Navigating the Filesystem¶
We will loosely follow the Software Carpentry lesson on The Unix Shell
The shell is your interface to the operator system. It implements a REPL interface: Read, Execute, Print, Loop. This means it:
Reads the input (commands) you type
Executes the command
Prints the result of the command
Loops back to the start, waiting to read a new command
The power of the shell is that we can easily combine different tools together to create powerful commands to manipulate files on the computer.
To access the shell, we need to open a terminal on the computer.
Here’s a quick demonstration: the
echo command simply prints anything following
it to the terminal:
echo Hello, World
We’ll focus on BASH, and most of what we learn here will apply directly to the other shells.
Some online shell documentation:
A basic “cheat sheet” is available here: Unix/Linux Command Reference.
To help us understand some basic shell operations, we will all work with a collection of files and directories. Type the following commands (we’ll explain their meaning later) to get the files we need
curl https://swcarpentry.github.io/shell-novice/data/shell-lesson-data.zip --output shell-lesson-data.zip unzip shell-lesson-data.zip
This data set comes from the Software Carpentry project.
This creates a directory on the filesystem named
shell-lesson-data/. To begin, we want to
“change directory” into that directory, using the
Let’s walkthrough the Navigating Files and Directories lesson together. You are also encouraged to work through it on your own outside of class.
We’ll use the following terms throughout here:
file system: the collection (and organization) of all of the files stored on your computer
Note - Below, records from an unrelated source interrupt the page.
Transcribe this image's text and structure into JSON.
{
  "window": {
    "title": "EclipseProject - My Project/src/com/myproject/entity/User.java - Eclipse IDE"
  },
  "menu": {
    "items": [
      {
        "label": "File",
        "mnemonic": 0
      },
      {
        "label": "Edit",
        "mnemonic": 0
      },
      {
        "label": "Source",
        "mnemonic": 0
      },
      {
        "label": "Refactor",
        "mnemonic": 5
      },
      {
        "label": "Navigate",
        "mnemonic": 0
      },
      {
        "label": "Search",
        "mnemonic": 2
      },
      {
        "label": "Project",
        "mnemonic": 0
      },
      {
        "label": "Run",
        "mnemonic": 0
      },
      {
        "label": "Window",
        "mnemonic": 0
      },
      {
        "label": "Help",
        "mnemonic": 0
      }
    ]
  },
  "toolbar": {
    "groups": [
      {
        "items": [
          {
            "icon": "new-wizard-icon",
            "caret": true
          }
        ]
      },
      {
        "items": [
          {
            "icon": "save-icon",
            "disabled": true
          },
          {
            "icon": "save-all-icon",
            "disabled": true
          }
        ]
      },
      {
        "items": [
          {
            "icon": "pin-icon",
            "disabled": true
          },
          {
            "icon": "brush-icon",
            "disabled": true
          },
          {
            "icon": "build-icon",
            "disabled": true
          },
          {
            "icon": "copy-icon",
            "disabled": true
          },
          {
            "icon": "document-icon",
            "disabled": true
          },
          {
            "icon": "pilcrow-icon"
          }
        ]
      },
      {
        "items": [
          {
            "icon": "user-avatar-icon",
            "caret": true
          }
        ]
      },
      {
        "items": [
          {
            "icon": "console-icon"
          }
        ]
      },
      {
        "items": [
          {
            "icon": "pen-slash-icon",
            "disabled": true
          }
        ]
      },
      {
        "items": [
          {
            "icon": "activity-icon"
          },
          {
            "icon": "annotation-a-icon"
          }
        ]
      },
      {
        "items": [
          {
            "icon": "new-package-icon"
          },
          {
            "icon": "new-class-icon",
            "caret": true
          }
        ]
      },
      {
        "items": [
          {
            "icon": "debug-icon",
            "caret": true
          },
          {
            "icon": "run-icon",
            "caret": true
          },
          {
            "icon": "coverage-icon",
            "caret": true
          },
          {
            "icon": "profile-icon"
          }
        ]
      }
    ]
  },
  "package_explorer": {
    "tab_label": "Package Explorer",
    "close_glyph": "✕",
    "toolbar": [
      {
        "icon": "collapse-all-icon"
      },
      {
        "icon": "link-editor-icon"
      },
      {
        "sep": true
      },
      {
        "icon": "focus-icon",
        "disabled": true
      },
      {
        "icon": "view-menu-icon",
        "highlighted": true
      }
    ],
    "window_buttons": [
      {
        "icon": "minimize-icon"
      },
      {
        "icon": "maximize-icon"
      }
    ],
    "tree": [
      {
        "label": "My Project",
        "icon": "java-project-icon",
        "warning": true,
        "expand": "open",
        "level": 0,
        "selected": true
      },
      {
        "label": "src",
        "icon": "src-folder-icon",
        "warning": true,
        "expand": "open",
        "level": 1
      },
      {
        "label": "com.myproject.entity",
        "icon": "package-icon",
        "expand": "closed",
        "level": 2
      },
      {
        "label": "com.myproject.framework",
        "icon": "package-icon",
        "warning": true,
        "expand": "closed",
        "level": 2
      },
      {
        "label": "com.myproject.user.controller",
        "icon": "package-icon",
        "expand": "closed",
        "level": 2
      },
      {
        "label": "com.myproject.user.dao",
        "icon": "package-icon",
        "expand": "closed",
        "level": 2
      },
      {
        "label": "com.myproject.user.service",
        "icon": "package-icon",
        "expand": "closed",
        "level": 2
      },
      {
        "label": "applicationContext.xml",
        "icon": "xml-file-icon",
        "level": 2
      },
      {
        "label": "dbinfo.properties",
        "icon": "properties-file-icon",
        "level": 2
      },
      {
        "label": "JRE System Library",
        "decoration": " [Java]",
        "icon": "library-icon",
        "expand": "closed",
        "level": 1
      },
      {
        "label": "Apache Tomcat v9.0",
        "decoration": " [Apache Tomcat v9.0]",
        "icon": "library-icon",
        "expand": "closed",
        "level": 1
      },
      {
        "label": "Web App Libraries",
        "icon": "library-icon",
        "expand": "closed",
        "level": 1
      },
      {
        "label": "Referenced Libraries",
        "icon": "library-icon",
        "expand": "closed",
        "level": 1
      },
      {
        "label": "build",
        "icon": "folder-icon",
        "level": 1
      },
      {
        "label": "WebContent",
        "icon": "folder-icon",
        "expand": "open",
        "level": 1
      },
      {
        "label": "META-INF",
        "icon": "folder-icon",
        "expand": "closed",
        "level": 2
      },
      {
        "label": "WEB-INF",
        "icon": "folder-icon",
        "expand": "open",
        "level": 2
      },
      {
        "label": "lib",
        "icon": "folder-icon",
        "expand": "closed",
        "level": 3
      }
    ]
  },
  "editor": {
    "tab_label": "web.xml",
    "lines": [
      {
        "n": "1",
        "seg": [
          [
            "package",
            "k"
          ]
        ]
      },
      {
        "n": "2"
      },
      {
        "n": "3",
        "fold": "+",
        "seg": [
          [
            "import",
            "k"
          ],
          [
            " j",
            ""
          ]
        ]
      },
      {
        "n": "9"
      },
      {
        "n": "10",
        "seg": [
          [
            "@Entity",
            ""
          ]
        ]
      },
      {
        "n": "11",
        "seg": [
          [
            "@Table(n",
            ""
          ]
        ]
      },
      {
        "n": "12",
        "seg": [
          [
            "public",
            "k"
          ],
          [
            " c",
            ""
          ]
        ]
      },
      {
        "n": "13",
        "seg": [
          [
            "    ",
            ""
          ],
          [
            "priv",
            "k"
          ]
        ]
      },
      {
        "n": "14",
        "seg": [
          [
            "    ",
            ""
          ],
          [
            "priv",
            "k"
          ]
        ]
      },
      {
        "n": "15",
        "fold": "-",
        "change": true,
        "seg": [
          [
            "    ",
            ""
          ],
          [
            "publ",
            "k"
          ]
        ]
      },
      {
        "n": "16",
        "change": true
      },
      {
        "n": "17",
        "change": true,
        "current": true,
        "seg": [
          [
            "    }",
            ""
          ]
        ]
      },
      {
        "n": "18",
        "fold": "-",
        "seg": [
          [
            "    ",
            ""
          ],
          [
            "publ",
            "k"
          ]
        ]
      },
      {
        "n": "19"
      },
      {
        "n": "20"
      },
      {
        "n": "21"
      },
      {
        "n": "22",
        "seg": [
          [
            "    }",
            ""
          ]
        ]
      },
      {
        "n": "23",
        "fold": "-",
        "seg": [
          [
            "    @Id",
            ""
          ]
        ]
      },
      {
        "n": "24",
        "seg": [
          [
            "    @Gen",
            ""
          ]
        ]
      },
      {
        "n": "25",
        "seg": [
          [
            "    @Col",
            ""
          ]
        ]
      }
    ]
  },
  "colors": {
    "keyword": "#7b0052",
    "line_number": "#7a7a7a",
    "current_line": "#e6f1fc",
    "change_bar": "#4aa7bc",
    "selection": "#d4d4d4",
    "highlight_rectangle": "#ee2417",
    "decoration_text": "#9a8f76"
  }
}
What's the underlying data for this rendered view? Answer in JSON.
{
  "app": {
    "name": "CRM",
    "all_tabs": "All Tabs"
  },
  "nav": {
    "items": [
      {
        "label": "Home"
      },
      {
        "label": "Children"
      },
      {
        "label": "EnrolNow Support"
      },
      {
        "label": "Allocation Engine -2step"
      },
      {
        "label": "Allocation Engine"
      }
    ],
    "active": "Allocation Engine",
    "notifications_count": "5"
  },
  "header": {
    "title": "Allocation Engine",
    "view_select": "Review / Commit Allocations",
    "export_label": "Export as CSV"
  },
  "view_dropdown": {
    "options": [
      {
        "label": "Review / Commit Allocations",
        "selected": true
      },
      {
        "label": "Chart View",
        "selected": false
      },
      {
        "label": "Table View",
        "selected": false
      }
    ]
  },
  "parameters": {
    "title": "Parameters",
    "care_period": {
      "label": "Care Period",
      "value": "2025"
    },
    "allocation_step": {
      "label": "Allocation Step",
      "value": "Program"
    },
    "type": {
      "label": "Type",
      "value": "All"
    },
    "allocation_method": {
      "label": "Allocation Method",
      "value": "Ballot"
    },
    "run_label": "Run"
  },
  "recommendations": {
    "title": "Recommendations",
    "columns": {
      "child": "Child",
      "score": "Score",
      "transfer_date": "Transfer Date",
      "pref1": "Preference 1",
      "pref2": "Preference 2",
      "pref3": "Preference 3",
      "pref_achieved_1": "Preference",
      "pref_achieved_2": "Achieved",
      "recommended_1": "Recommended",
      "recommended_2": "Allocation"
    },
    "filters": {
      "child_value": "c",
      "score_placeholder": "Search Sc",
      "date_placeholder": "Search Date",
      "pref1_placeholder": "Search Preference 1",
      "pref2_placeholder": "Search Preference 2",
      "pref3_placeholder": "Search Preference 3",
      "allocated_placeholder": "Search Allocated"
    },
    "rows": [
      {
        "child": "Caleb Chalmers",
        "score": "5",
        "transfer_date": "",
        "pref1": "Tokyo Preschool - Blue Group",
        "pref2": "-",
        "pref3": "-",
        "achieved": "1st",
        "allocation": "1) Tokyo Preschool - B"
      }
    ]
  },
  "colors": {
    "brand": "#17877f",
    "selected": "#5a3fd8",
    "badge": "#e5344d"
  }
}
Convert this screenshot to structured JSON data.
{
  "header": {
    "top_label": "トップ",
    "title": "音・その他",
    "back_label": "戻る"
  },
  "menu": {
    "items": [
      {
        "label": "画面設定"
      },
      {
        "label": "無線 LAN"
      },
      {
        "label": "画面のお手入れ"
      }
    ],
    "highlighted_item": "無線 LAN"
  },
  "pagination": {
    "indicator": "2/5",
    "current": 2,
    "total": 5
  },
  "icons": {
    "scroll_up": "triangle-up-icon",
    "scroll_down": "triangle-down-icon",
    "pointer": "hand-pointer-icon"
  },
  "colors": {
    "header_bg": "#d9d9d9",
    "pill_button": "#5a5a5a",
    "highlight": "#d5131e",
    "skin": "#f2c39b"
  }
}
file: a single unit containing a collection of data
directory: (also known as a folder) a collection of files and directories
home directory: your default directory. When you first open a shell on your computer, this is where you are.
We learned the following commands:
pwd: print working directory (where you currently are in the file system)
ls: list the contents of a directory
cd: change directory
There are a few special directories that always exist the help us navigate:
.: the current directory
..: one directory above us
~: our home directory
/ character has 2 roles:
/directory is the root of the filesystem
A path uses
/to separate directory names
The Unix shell uses tab-completion to make it easier to type. Start typing a path (or command) and then press the Tab key and it will either complete it (if there is a unique file / command) or display the possible completions.
You can navigate through your history of commands using the up and down arrows.